Task objective: Exactly as written, return every line of the data below apart from the pictures.

Supplied data:
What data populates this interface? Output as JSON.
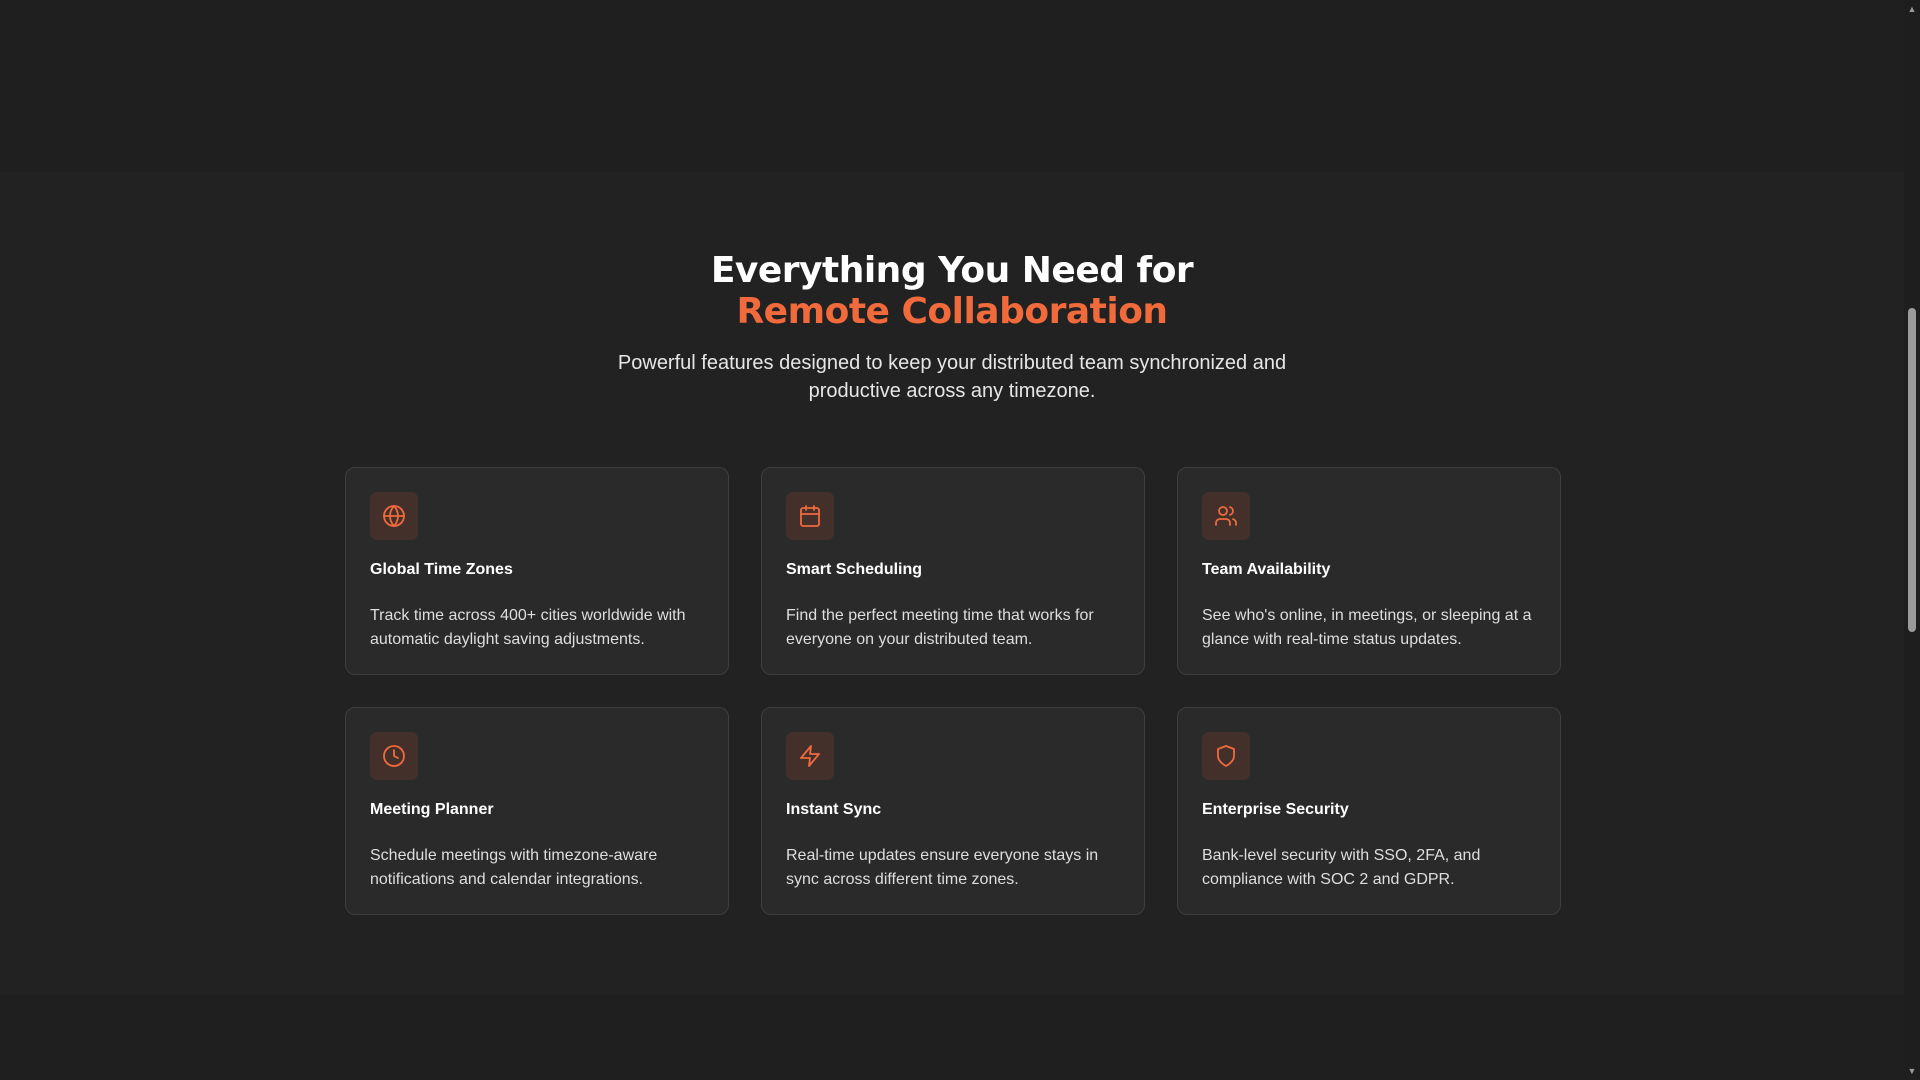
{
  "section": {
    "heading_line1": "Everything You Need for",
    "heading_line2": "Remote Collaboration",
    "subtitle": "Powerful features designed to keep your distributed team synchronized and productive across any timezone."
  },
  "colors": {
    "background": "#1f1f1f",
    "section_background": "#222222",
    "card_background": "#2a2a2a",
    "accent": "#f06a3c"
  },
  "features": [
    {
      "icon": "globe-icon",
      "title": "Global Time Zones",
      "description": "Track time across 400+ cities worldwide with automatic daylight saving adjustments."
    },
    {
      "icon": "calendar-icon",
      "title": "Smart Scheduling",
      "description": "Find the perfect meeting time that works for everyone on your distributed team."
    },
    {
      "icon": "users-icon",
      "title": "Team Availability",
      "description": "See who's online, in meetings, or sleeping at a glance with real-time status updates."
    },
    {
      "icon": "clock-icon",
      "title": "Meeting Planner",
      "description": "Schedule meetings with timezone-aware notifications and calendar integrations."
    },
    {
      "icon": "lightning-icon",
      "title": "Instant Sync",
      "description": "Real-time updates ensure everyone stays in sync across different time zones."
    },
    {
      "icon": "shield-icon",
      "title": "Enterprise Security",
      "description": "Bank-level security with SSO, 2FA, and compliance with SOC 2 and GDPR."
    }
  ]
}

Answer section:
What data populates this interface? Output as JSON.
{
  "section": {
    "heading_line1": "Everything You Need for",
    "heading_line2": "Remote Collaboration",
    "subtitle": "Powerful features designed to keep your distributed team synchronized and productive across any timezone."
  },
  "colors": {
    "background": "#1f1f1f",
    "section_background": "#222222",
    "card_background": "#2a2a2a",
    "accent": "#f06a3c"
  },
  "features": [
    {
      "icon": "globe-icon",
      "title": "Global Time Zones",
      "description": "Track time across 400+ cities worldwide with automatic daylight saving adjustments."
    },
    {
      "icon": "calendar-icon",
      "title": "Smart Scheduling",
      "description": "Find the perfect meeting time that works for everyone on your distributed team."
    },
    {
      "icon": "users-icon",
      "title": "Team Availability",
      "description": "See who's online, in meetings, or sleeping at a glance with real-time status updates."
    },
    {
      "icon": "clock-icon",
      "title": "Meeting Planner",
      "description": "Schedule meetings with timezone-aware notifications and calendar integrations."
    },
    {
      "icon": "lightning-icon",
      "title": "Instant Sync",
      "description": "Real-time updates ensure everyone stays in sync across different time zones."
    },
    {
      "icon": "shield-icon",
      "title": "Enterprise Security",
      "description": "Bank-level security with SSO, 2FA, and compliance with SOC 2 and GDPR."
    }
  ]
}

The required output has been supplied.